Some time ago I got the chance to try a custom Rivendell, built for local cyclist and bicycle mechanic Jim A. I had been eying this beautiful bicycle in Jim's corner at Harris Cyclery for a couple of years now and did not have the nerve to ride it. But as my curiosity grew and my bike handling skills improved, the stars finally aligned and it all culminated in a test ride.
I rode the bicycle for a 5-8 mile loop through the suburbs with some hills. While I did not put the bike "through the paces" (I was still pretty nervous about marring its pristine condition), I did get a basic sense for its handling and speed. And... my main impression was that it handled similarly to my Mercian - to a freewheel, geared version of it, that is. The acceleration, the turning, and just the general feel of the Rivendell felt so similar that it was as if I was riding a different version of my own bike. With the handlebars set up for Jim but the saddle lowered for me, I was more upright than I wanted to be, and also there was some toe overlap with the front wheel, so on my own bike the specs would be a little different. But otherwise it felt comfortable, while also being lighter and more responsive than the stock Rivendell Sam Hillborne I own.
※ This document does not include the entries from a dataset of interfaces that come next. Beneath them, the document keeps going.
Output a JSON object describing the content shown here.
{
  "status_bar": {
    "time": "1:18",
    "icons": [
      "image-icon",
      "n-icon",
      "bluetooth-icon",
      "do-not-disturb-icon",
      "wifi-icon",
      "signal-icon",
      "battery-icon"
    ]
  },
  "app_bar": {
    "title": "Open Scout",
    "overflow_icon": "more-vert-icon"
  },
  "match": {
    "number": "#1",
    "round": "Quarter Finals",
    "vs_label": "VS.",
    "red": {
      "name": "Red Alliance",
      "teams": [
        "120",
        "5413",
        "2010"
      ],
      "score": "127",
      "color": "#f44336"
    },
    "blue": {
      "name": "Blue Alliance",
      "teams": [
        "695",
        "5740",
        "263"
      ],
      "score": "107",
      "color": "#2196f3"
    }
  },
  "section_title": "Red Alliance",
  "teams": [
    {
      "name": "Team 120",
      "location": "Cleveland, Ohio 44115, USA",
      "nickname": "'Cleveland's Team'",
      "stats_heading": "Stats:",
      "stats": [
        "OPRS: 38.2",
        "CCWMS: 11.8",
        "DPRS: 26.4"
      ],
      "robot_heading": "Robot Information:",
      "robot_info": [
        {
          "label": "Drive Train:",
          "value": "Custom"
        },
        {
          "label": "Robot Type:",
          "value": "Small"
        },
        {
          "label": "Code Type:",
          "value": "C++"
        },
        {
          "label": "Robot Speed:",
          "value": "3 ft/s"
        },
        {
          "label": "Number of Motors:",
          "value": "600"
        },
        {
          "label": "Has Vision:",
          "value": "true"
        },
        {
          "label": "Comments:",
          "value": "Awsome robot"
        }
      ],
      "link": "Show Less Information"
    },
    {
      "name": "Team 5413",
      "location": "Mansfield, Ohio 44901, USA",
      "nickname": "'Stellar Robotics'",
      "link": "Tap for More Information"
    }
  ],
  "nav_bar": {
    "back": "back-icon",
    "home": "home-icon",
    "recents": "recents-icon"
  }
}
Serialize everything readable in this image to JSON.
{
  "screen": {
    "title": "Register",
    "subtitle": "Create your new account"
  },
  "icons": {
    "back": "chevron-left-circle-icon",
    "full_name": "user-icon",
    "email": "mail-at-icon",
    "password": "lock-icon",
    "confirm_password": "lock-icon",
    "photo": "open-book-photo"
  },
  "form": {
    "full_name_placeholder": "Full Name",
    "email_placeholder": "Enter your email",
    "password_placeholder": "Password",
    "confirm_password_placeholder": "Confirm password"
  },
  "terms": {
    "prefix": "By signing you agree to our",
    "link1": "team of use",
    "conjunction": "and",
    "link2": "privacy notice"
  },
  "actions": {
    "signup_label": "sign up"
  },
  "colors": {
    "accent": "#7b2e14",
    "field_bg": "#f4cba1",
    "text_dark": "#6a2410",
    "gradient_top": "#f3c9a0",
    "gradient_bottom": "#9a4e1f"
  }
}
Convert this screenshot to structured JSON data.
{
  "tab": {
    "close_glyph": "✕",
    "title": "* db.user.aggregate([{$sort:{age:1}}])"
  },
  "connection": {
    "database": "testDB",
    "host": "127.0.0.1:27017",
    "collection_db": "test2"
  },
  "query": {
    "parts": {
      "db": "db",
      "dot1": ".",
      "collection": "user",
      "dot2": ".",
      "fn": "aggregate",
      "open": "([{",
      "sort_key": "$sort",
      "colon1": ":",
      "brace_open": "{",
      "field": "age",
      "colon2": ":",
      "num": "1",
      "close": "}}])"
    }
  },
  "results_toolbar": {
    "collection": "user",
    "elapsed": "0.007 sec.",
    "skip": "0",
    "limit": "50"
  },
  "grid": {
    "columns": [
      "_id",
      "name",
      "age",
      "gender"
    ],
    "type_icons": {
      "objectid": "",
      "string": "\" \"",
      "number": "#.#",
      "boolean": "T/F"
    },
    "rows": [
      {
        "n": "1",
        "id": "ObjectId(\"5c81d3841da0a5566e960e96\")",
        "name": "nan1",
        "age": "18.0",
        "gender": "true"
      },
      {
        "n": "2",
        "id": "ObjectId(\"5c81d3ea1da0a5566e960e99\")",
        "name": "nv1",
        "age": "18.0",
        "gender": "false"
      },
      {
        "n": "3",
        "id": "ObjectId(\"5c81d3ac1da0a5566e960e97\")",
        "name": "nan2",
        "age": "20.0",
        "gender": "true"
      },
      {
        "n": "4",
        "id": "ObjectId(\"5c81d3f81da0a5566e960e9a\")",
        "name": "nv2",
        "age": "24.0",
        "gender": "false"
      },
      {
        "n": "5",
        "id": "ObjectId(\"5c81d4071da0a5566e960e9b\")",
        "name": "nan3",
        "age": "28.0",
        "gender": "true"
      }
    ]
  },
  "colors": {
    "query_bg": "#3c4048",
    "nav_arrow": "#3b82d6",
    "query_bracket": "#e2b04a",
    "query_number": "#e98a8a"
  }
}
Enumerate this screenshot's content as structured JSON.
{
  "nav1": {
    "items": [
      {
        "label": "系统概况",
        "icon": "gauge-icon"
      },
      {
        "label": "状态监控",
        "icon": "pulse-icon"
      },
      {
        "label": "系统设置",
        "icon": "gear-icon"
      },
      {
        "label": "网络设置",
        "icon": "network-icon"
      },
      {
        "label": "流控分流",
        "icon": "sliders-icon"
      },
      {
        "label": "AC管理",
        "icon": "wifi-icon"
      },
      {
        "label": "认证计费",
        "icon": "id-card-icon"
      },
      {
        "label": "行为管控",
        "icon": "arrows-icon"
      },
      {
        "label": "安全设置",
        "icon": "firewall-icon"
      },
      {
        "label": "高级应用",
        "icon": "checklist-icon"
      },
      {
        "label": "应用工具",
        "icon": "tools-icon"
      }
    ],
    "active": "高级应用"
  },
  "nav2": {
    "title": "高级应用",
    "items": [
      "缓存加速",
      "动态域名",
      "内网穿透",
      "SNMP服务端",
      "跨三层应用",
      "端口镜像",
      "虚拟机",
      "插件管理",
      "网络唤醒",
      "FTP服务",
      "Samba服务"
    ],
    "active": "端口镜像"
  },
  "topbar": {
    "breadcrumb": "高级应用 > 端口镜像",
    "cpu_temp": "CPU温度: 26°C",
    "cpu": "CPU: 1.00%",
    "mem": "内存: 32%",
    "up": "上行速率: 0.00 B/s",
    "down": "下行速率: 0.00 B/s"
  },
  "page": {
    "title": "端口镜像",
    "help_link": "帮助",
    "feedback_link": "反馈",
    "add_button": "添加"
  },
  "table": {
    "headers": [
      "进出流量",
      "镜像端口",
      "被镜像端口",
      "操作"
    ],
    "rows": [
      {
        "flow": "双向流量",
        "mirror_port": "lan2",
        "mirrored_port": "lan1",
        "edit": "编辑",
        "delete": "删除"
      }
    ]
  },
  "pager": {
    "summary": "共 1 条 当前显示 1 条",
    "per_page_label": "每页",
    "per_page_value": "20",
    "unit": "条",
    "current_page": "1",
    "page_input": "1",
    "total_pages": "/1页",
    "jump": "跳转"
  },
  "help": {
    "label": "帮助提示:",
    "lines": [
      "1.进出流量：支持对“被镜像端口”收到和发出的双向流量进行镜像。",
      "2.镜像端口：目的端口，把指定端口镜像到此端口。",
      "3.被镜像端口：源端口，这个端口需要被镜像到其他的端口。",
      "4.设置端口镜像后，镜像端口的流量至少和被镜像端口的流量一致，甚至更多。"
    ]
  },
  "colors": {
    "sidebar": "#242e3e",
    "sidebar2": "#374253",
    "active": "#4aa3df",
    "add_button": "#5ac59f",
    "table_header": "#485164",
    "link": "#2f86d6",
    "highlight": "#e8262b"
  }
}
It is hard to believe that 2000 was 12 years ago, but time does fly. Since they opened shop in 1994, Rivendell's philosophy has been shifting consistently in the direction of wider tires, hardier tubing, upright handlebars, greater off-road capacity, and reinforced frames (double top tubes, diagonal tubes, etc.). But in the past they did offer more roadish models that were essentially classic lugged steel road-to-trail bikes with decent tire clearances - nothing fancier or more eccentric than that. Trying a custom bicycle from this period was a treat, and has helped me understand the company's history. Many thanks to Jim A. for allowing me to ride his bike and to share these pictures.